        As far as I know, the're European rules.
12. Que personne ne touche à quoi que ce soit !
        No-one touch anything.
13. C'est la seule bière qu'il boive.

        It's the only beer he drinks.
14. C'est le plus grand poisson qu'il ait jamais attrapé!
        It's the biggest fish he's ever caught.
14. Il se peut qu'elle ait été vue !
        She may have been seen.

► 6. Special case: verbs implying certainty in the affirmative, doubt in the negative.

In the affirmative, the French verb penser expresses a firm opinion: the dependent clause does not therefore normally have a verb in the subjunctive.
     Examples: Je pense que je serai là.  Je pense qu'il est mort.
However, in the negative, penser implies uncertaintly, and this is commonly reflected in the use of the subjunctive tense in the dependent clause:
    Example: Je ne pense pas qu'il puisse le faire.  Je ne pense pas qu'il soit mort
Hovever, while this is considered good French, many speakers and writers in France would use an indicative tense, as in:
Je ne pense pas qu'il pourra le faire.  /  Je ne pense pas qu'il est mort.

Some similar verbs or expressions:
croire que, dire que
(when expressing opinion)
être certain / sûr / exact / clair / vrai que,
vouloir dire que

1. Je crois qu'il viendra
        I think he'll come.
2. Je ne crois pas qu'il vienne.
       I don't think he'll come.
3. Il est clair que nous avons déjà perdu
        It's clear that we've already lost.
4. Il n'est pas clair que nous ayons déjà perdu.
        It's not clear that we've already lost
5. Ca veut dire qu'il a gagné son procès.

        That means he's won his lawsuit.
6. Ca ne veut pas dire qu'il ait gagné son procès..

        That doesn't mean he's won his lawsuit.

Bookmark this page
Bookmark and Share

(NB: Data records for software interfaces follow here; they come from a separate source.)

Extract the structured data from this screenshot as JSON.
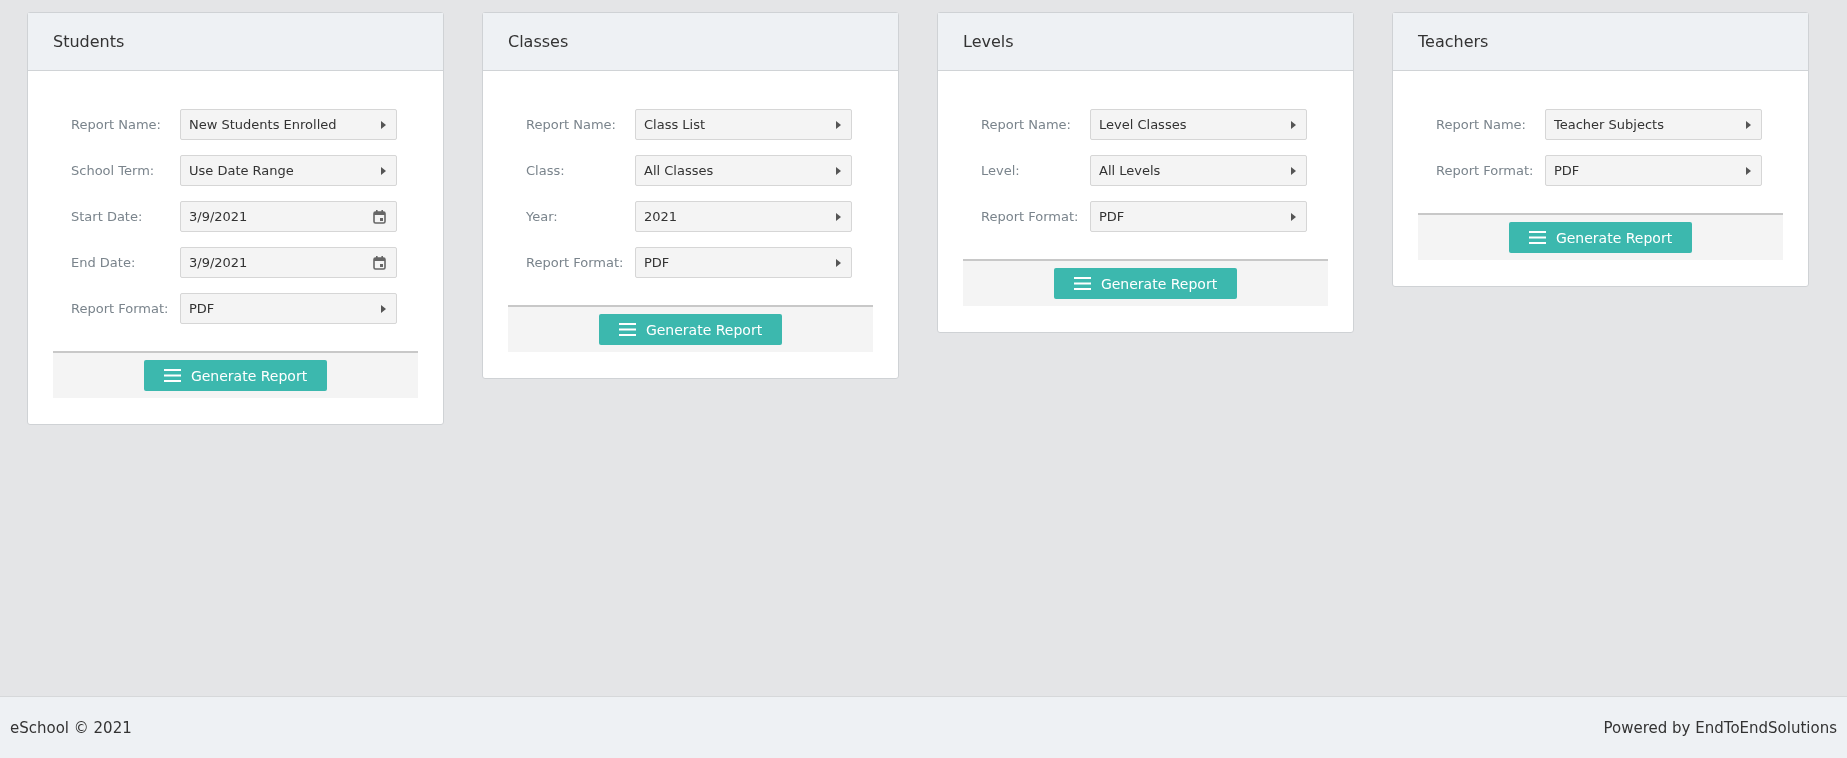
{
  "cards": [
    {
      "title": "Students",
      "fields": [
        {
          "label": "Report Name:",
          "value": "New Students Enrolled",
          "kind": "select"
        },
        {
          "label": "School Term:",
          "value": "Use Date Range",
          "kind": "select"
        },
        {
          "label": "Start Date:",
          "value": "3/9/2021",
          "kind": "date"
        },
        {
          "label": "End Date:",
          "value": "3/9/2021",
          "kind": "date"
        },
        {
          "label": "Report Format:",
          "value": "PDF",
          "kind": "select"
        }
      ],
      "button": "Generate Report"
    },
    {
      "title": "Classes",
      "fields": [
        {
          "label": "Report Name:",
          "value": "Class List",
          "kind": "select"
        },
        {
          "label": "Class:",
          "value": "All Classes",
          "kind": "select"
        },
        {
          "label": "Year:",
          "value": "2021",
          "kind": "select"
        },
        {
          "label": "Report Format:",
          "value": "PDF",
          "kind": "select"
        }
      ],
      "button": "Generate Report"
    },
    {
      "title": "Levels",
      "fields": [
        {
          "label": "Report Name:",
          "value": "Level Classes",
          "kind": "select"
        },
        {
          "label": "Level:",
          "value": "All Levels",
          "kind": "select"
        },
        {
          "label": "Report Format:",
          "value": "PDF",
          "kind": "select"
        }
      ],
      "button": "Generate Report"
    },
    {
      "title": "Teachers",
      "fields": [
        {
          "label": "Report Name:",
          "value": "Teacher Subjects",
          "kind": "select"
        },
        {
          "label": "Report Format:",
          "value": "PDF",
          "kind": "select"
        }
      ],
      "button": "Generate Report"
    }
  ],
  "footer": {
    "left": "eSchool © 2021",
    "right": "Powered by EndToEndSolutions"
  }
}
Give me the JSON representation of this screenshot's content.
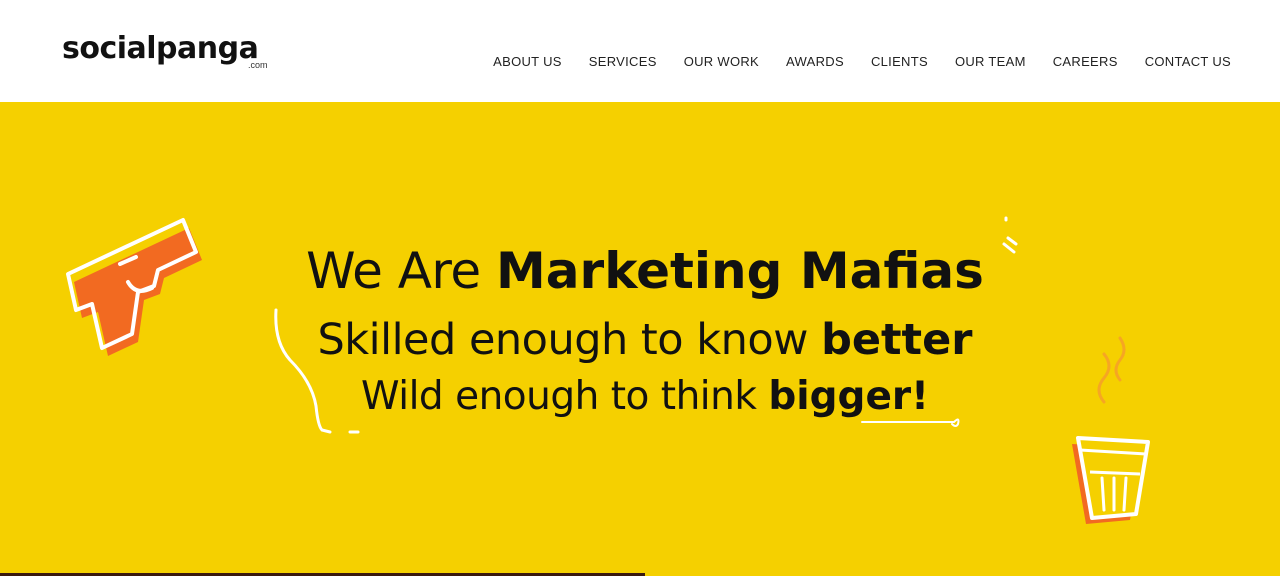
{
  "brand": {
    "name": "socialpanga",
    "suffix": ".com"
  },
  "nav": {
    "items": [
      {
        "label": "ABOUT US"
      },
      {
        "label": "SERVICES"
      },
      {
        "label": "OUR WORK"
      },
      {
        "label": "AWARDS"
      },
      {
        "label": "CLIENTS"
      },
      {
        "label": "OUR TEAM"
      },
      {
        "label": "CAREERS"
      },
      {
        "label": "CONTACT US"
      }
    ]
  },
  "hero": {
    "line1_light": "We Are ",
    "line1_bold": "Marketing Mafias",
    "line2_light": "Skilled enough to know ",
    "line2_bold": "better",
    "line3_light": "Wild enough to think ",
    "line3_bold": "bigger!"
  },
  "colors": {
    "hero_background": "#f5d000",
    "accent_orange": "#f26a21",
    "text": "#111111"
  },
  "icons": {
    "left_illustration": "pistol-icon",
    "right_illustration": "tea-glass-icon"
  }
}
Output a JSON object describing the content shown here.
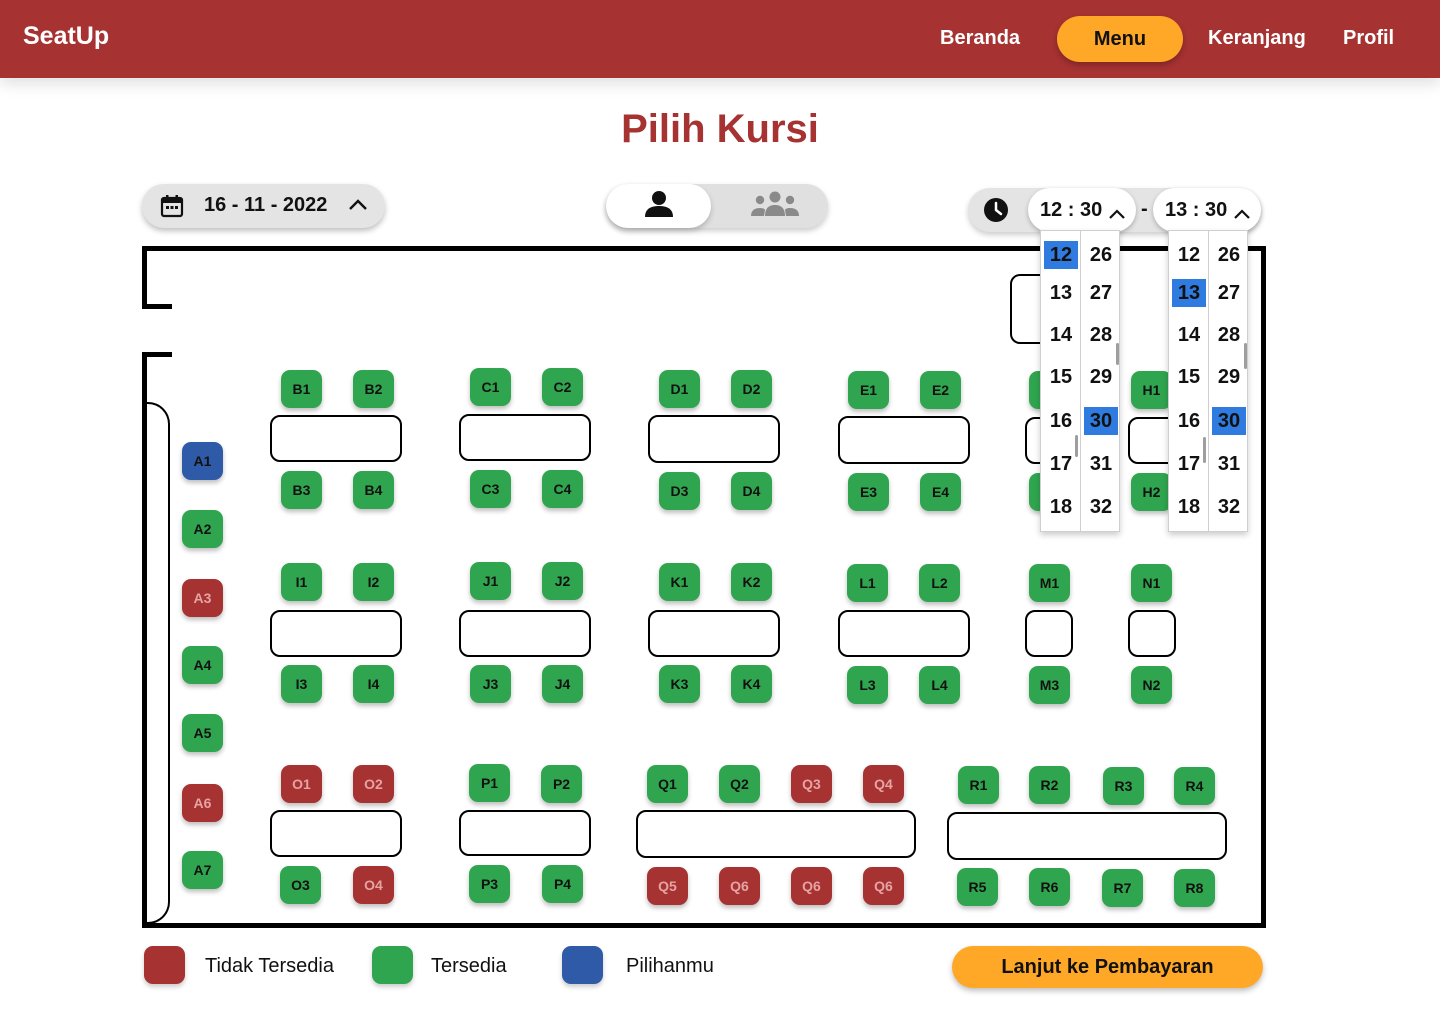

Map of France
►► French civilisation and culture
The regions of France
Maps of France
France facts and figures
The French political system
The French economy
The French legal system
Education in France
Studying in France
Health care in France
Religion in France
The press in France
French art
A-Z Dictionary of France
►► Site guide
About-France.com home
Full site index
About-France.com site search
►► Principal chapters on About-France.com :
The regions of France
Beyond Paris, a guide to the French regions and their tourist attractions.
Guide to Paris
Make the most of your trip to Paris; Information on attractions, Paris hotels, transport,  and lots more. 
Tourism in France
The main tourist attractions and places to visit in France - historic monuments, art galleries, seasides, and more
Planning a trip to France 
Information on things to do before starting your trip to France..
Driving in France 
Tips and useful information on driving in and through France - motorways, tolls, where to stay....
Maps of France
Cities, towns, departments, regions, climate, wine areas and other themes.
The French way of life 
A mine of information about life and living in France, including working in France, living in France, food and eating, education, shopping.
A-Z dictionary of France
Encyclopedic dictionary of modern France - key figures, institutions, acronyms, culture, icons, etc.